“A river of red ink runs through American history.”
— Lendol Calder, Financing the American Dream (2000)
There is a myth of a lost golden age of economic virtue. Once upon a time, the story goes, people lived within their means and borrowed only under the direst of circumstances. Debt was shameful, and credit financed only “productive” purchases like homes or farm machinery. But nostalgia seldom makes good history. Writers mourned this lost golden age during the Roaring Twenties, the rise of the credit card in the 1960s, and the home mortgage boom and bust of 2005–2008.
True, the instruments and institutions of twenty-first century credit—the installment plan, the credit card, and the home finance industry—are less than a century old.

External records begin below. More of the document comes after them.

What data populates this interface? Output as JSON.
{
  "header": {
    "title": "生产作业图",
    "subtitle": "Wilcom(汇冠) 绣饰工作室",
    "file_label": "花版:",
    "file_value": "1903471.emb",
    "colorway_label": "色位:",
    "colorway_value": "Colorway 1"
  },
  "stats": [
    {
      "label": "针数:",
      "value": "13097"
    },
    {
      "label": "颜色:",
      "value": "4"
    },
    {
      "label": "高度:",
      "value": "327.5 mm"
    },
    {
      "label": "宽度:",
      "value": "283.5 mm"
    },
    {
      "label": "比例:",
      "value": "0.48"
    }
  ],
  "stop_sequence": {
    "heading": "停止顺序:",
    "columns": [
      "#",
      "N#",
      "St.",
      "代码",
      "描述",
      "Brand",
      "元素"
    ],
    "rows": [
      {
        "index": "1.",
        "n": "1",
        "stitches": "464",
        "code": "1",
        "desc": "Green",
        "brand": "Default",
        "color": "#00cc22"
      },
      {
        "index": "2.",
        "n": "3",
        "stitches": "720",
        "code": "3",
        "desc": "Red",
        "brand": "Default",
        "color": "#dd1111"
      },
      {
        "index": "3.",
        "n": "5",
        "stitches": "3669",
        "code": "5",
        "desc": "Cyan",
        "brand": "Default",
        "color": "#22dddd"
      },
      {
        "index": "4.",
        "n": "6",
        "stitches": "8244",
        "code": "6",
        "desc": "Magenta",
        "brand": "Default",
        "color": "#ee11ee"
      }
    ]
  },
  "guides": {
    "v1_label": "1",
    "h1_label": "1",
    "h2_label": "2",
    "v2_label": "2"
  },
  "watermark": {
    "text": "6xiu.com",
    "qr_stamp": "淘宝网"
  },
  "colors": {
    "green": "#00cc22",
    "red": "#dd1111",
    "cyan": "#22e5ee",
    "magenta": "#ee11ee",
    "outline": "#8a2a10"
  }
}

Yet credit itself is as old as commerce. “Buy Now, Pay Later: A History of Personal Credit,” draws on materials in Baker Library’s Historical Collections to show how previous generations devised creative ways of lending and borrowing long before credit cards.
The exhibit also shows how the credit industry evolved over time. Though credit is not new, it is newly visible. Personal borrowing—once private, often secretive, and sometimes even illegal—has become decidedly public: it is the business of major corporations and the subject of consumer protection regulation that seeks expand access to credit as well as to protect the borrower. Credit has moved from the fringes of the economy to its very center.1
1 Louis Hyman, “Debtor Nation: How Consumer Credit Built Postwar America,” Enterprise & Society 9, no. 4 (December 2008): 614–618.